→ **PROBLEM TO SOLVE**
Using the data below, gather each line that includes the word "content".

[App and web page records]
○ ○ ○
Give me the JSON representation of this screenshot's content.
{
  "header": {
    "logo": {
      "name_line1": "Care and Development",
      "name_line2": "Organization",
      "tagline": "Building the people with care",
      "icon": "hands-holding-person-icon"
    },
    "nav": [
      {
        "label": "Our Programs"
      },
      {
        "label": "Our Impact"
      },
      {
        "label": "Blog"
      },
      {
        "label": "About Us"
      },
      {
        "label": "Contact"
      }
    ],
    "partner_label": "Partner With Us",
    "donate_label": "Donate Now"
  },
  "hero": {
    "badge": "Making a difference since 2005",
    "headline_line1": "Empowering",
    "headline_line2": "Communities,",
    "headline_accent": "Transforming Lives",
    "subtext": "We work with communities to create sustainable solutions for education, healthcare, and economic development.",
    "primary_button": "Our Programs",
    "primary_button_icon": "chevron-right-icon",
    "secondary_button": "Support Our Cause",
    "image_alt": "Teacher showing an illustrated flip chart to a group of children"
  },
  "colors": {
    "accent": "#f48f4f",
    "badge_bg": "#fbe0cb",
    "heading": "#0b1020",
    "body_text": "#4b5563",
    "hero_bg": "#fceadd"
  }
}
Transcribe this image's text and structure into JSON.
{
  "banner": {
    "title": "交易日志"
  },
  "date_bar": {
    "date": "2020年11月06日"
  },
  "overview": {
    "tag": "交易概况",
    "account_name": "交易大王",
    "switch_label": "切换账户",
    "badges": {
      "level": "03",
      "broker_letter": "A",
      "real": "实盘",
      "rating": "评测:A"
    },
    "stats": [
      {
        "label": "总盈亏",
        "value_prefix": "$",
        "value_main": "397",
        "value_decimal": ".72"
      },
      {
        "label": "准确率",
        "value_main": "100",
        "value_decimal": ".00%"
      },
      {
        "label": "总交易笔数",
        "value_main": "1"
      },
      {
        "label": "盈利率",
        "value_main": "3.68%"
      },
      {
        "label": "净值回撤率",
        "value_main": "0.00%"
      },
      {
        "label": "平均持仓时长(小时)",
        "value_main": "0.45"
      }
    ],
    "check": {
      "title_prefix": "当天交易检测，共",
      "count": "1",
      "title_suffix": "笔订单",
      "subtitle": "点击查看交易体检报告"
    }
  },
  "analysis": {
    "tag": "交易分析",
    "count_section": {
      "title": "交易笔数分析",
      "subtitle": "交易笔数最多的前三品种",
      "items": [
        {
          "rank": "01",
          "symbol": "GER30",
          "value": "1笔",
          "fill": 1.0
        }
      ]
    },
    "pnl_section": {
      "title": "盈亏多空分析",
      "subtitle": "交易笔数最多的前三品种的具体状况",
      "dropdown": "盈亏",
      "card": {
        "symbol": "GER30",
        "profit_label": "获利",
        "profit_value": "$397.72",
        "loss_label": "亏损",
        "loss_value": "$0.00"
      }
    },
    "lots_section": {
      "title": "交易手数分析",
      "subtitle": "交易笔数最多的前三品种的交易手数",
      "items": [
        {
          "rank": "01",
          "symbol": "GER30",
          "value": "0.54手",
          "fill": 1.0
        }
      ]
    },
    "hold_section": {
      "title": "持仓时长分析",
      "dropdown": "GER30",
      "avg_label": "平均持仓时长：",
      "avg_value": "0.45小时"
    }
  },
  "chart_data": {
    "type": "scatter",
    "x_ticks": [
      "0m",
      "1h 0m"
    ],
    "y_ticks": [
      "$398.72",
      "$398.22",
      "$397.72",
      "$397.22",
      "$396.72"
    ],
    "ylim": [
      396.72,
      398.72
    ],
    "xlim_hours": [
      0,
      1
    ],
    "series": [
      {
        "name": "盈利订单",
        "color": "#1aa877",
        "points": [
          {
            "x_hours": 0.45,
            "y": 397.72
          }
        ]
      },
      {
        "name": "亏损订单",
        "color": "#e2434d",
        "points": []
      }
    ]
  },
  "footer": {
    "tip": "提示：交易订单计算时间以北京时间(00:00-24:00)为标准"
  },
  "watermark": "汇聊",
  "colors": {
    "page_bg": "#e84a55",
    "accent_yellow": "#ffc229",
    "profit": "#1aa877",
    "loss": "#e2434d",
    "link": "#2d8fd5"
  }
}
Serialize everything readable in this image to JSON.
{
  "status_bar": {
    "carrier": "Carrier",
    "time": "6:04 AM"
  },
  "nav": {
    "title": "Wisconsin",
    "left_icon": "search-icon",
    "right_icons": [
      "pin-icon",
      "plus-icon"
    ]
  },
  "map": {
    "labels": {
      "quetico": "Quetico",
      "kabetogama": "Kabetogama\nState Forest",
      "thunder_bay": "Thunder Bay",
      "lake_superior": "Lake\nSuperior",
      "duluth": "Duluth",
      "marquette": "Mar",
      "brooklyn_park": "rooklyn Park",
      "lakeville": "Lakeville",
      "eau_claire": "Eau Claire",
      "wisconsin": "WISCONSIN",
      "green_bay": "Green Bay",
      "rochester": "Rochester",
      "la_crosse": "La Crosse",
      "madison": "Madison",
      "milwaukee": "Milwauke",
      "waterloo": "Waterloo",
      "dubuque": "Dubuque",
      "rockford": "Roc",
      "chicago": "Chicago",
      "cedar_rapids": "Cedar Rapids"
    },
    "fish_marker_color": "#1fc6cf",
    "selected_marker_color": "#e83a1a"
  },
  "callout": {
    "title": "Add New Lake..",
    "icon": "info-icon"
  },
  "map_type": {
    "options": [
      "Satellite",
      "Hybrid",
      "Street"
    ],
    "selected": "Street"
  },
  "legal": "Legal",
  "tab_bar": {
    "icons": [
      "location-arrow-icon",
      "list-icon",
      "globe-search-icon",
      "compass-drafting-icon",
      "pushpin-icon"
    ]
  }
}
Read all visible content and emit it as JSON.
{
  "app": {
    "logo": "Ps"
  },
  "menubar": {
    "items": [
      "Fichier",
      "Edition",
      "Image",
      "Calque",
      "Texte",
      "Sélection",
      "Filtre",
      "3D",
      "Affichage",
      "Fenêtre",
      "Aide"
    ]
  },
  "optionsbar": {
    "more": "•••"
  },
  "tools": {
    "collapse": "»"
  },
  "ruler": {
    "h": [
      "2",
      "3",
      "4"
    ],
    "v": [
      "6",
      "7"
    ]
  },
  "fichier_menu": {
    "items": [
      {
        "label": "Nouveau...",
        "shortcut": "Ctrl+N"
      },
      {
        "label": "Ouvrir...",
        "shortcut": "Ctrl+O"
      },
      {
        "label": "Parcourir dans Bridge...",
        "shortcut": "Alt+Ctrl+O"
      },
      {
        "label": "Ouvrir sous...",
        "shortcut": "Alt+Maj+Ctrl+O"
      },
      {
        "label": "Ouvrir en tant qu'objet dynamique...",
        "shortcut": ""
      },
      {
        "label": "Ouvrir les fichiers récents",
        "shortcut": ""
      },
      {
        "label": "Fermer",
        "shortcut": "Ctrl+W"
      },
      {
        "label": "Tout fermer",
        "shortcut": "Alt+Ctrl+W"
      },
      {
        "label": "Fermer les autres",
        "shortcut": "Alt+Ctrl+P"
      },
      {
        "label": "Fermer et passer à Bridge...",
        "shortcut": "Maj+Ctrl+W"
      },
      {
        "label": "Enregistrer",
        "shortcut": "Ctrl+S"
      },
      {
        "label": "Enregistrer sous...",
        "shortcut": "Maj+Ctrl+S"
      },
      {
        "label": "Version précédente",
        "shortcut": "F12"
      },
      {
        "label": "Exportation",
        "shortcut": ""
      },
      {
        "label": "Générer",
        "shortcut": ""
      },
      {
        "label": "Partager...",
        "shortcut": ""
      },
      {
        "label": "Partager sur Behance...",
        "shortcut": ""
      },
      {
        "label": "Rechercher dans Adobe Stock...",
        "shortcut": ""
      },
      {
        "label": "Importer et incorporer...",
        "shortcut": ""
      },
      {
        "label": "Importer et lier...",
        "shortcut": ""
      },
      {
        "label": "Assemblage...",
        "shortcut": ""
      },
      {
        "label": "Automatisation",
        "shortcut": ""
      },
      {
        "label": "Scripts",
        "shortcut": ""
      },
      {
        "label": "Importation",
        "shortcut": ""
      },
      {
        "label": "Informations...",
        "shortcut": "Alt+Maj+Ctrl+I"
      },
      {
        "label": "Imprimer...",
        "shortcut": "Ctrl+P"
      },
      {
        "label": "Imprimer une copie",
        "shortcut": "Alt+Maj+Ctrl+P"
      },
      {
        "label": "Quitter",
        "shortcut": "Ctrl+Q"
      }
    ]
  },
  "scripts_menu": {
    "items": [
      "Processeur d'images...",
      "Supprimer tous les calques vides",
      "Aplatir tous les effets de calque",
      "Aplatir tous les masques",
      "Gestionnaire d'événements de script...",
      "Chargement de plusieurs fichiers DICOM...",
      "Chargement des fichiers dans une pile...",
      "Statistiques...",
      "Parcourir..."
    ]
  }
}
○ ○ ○
→ **ANSWER SPACE**
Give me the JSON representation of this screenshot's content.
Read all visible content and emit it as JSON.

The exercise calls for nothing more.